» **Exercise brief**:
Determine the number of lines in the listing that contain "true". Write only that number.

━━━━━━━━━━━━━━━━━━━━━━━━━━━━━━

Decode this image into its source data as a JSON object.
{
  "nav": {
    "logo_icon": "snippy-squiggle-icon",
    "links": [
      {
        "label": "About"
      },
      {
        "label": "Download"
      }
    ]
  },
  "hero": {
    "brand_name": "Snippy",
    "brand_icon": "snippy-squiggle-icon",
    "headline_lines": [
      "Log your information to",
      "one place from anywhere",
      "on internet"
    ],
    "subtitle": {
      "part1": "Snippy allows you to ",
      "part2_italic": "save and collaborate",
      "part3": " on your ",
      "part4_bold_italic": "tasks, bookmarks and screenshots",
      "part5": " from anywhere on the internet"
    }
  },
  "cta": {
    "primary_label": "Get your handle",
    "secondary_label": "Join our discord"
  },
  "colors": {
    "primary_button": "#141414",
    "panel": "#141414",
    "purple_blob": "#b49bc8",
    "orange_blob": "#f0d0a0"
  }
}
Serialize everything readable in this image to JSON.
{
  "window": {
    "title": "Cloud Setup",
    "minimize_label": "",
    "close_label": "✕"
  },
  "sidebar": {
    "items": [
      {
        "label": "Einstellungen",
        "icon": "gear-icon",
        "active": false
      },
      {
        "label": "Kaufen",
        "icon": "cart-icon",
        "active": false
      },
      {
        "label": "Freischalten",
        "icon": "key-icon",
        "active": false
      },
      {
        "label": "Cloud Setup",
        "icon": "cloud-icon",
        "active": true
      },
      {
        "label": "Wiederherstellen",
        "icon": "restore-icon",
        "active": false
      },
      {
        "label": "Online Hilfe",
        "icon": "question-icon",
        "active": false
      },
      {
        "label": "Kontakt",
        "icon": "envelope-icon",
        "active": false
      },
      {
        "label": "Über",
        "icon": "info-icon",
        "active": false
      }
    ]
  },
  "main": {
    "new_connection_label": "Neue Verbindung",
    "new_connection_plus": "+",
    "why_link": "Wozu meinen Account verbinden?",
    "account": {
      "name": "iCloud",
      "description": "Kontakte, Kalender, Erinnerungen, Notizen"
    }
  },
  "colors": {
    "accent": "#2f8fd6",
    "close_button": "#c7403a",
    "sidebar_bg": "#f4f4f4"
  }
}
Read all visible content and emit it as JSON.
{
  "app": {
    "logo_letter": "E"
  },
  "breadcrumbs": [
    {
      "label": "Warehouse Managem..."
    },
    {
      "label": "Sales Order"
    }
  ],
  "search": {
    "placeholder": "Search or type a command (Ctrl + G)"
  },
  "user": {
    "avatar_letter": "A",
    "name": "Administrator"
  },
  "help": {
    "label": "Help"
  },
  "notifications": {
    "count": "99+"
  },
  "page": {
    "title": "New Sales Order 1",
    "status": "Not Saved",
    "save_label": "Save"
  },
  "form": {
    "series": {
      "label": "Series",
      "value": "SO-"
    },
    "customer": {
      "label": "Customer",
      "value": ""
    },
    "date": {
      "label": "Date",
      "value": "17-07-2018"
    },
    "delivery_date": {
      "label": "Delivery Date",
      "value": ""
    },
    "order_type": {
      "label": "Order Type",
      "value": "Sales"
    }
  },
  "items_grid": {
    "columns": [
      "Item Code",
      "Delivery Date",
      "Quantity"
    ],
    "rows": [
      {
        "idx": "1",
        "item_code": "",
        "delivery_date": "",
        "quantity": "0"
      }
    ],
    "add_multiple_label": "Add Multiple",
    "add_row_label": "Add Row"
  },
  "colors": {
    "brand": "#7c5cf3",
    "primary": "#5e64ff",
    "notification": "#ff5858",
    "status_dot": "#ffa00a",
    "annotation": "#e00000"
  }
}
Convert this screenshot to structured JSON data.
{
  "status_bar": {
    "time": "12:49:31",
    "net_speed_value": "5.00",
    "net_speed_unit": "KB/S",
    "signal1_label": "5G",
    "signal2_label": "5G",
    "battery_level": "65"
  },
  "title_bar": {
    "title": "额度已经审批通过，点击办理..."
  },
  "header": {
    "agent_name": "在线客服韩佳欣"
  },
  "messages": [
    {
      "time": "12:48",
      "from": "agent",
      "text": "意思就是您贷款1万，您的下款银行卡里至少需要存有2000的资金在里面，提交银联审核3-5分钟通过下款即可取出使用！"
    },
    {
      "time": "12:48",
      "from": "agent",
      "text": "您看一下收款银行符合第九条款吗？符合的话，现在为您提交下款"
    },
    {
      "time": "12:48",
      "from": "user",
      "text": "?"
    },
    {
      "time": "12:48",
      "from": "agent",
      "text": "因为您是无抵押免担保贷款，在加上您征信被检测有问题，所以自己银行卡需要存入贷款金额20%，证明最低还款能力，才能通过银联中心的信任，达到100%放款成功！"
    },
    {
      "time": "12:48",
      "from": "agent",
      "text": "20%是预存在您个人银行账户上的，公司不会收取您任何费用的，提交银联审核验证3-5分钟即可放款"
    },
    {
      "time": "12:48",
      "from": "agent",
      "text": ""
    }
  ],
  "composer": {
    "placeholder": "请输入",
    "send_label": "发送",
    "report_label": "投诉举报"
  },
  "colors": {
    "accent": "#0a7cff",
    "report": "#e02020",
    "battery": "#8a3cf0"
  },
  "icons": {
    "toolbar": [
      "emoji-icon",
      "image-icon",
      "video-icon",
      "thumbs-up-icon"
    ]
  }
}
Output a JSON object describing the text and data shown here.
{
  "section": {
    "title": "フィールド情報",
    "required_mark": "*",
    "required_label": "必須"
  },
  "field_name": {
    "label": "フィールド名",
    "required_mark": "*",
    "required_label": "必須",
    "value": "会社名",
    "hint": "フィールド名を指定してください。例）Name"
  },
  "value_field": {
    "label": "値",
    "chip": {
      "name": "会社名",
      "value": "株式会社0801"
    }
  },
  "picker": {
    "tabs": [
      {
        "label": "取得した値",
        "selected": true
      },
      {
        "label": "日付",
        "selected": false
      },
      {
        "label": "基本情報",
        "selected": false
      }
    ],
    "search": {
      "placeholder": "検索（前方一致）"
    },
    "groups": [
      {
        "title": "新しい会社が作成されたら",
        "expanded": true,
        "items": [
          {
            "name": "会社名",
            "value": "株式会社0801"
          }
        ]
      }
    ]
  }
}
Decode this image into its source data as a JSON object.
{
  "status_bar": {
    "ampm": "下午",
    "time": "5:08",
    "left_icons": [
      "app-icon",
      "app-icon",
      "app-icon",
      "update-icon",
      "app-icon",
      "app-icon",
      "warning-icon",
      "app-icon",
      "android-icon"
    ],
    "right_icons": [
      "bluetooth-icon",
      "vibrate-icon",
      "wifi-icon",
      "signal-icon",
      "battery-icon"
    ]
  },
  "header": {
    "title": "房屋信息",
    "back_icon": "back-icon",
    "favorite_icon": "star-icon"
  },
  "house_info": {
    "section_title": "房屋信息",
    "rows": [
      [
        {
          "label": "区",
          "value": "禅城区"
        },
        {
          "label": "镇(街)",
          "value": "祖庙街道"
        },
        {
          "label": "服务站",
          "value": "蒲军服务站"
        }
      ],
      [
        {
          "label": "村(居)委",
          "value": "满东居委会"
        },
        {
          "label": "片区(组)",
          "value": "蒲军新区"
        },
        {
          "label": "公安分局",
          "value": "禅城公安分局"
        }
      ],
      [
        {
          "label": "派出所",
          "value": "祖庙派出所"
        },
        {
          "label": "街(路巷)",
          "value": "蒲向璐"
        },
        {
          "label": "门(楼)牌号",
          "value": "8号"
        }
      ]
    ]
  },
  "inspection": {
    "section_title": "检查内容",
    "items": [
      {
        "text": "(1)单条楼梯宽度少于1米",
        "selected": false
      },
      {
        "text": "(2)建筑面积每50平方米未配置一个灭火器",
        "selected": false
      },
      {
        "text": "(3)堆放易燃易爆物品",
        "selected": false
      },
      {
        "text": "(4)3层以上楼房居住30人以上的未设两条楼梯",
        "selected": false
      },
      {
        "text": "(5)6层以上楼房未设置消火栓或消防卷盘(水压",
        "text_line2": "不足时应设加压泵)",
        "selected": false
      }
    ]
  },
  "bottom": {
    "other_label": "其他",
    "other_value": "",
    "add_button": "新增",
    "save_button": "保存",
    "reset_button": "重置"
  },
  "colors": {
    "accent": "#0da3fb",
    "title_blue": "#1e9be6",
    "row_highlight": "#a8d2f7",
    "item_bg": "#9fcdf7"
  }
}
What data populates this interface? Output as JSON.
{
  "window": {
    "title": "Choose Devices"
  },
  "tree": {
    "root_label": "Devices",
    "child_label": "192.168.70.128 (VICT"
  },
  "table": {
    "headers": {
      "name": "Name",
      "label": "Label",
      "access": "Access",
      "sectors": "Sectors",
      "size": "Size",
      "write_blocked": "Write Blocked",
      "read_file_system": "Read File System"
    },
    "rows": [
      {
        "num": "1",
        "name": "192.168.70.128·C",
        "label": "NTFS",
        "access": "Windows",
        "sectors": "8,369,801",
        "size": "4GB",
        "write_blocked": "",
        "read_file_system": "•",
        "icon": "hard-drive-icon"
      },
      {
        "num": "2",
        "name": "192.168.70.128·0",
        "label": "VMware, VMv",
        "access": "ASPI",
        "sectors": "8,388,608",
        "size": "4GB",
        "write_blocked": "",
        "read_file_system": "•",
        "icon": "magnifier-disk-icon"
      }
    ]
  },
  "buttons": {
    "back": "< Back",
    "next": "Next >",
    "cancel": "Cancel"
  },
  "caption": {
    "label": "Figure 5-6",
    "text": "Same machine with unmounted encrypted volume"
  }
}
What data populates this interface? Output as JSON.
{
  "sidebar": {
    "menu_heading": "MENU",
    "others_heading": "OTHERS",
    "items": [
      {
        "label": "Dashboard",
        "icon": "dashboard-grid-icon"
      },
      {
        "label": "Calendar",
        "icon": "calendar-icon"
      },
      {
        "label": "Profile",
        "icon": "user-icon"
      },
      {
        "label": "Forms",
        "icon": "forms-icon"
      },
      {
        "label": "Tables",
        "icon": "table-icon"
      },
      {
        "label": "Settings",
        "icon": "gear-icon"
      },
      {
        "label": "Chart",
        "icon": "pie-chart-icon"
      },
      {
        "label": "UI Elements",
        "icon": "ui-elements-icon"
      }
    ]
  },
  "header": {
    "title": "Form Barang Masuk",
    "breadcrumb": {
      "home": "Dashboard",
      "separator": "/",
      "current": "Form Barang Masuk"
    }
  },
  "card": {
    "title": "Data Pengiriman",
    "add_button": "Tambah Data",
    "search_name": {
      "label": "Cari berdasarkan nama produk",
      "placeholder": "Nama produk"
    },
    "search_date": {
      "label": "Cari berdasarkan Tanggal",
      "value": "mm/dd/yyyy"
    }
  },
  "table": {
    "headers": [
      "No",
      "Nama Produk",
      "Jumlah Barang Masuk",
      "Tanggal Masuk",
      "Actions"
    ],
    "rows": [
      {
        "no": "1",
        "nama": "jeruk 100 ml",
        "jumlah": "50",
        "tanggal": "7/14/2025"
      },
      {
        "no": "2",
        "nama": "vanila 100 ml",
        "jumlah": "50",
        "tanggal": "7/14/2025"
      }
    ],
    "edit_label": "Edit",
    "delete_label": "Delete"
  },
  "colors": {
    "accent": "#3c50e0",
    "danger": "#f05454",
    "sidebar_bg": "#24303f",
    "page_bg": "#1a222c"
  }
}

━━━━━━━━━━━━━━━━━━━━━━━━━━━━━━

» **Answer space**:
3